[Work to be completed]: The records below must be output exactly, without pictures.

[Input data — start]

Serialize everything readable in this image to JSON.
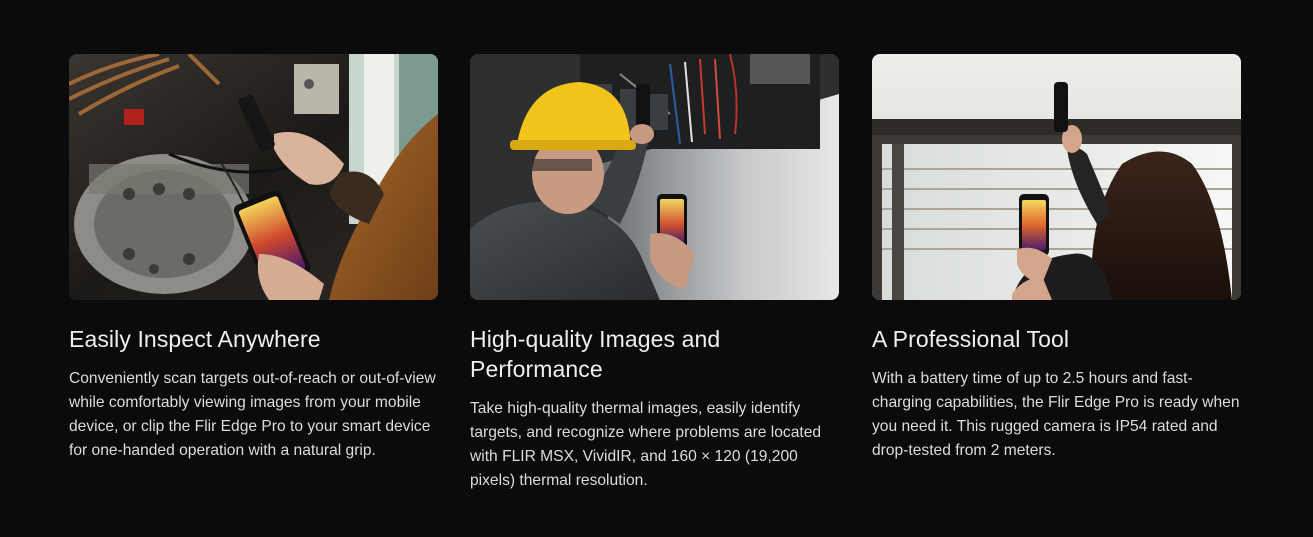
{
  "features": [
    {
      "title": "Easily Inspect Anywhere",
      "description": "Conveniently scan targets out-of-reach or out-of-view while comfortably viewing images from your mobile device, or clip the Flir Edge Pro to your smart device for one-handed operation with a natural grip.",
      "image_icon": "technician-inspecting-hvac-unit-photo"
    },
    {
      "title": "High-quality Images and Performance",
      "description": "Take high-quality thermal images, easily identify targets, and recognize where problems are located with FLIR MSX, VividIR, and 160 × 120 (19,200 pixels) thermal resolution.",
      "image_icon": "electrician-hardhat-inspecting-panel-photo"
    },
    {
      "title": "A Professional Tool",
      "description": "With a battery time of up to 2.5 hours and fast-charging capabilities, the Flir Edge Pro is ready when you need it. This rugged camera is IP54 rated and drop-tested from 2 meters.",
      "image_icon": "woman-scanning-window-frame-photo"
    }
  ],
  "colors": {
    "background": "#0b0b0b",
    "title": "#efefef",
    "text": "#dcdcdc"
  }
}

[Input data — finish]

[Solution]:
Serialize everything readable in this image to JSON.
{
  "features": [
    {
      "title": "Easily Inspect Anywhere",
      "description": "Conveniently scan targets out-of-reach or out-of-view while comfortably viewing images from your mobile device, or clip the Flir Edge Pro to your smart device for one-handed operation with a natural grip.",
      "image_icon": "technician-inspecting-hvac-unit-photo"
    },
    {
      "title": "High-quality Images and Performance",
      "description": "Take high-quality thermal images, easily identify targets, and recognize where problems are located with FLIR MSX, VividIR, and 160 × 120 (19,200 pixels) thermal resolution.",
      "image_icon": "electrician-hardhat-inspecting-panel-photo"
    },
    {
      "title": "A Professional Tool",
      "description": "With a battery time of up to 2.5 hours and fast-charging capabilities, the Flir Edge Pro is ready when you need it. This rugged camera is IP54 rated and drop-tested from 2 meters.",
      "image_icon": "woman-scanning-window-frame-photo"
    }
  ],
  "colors": {
    "background": "#0b0b0b",
    "title": "#efefef",
    "text": "#dcdcdc"
  }
}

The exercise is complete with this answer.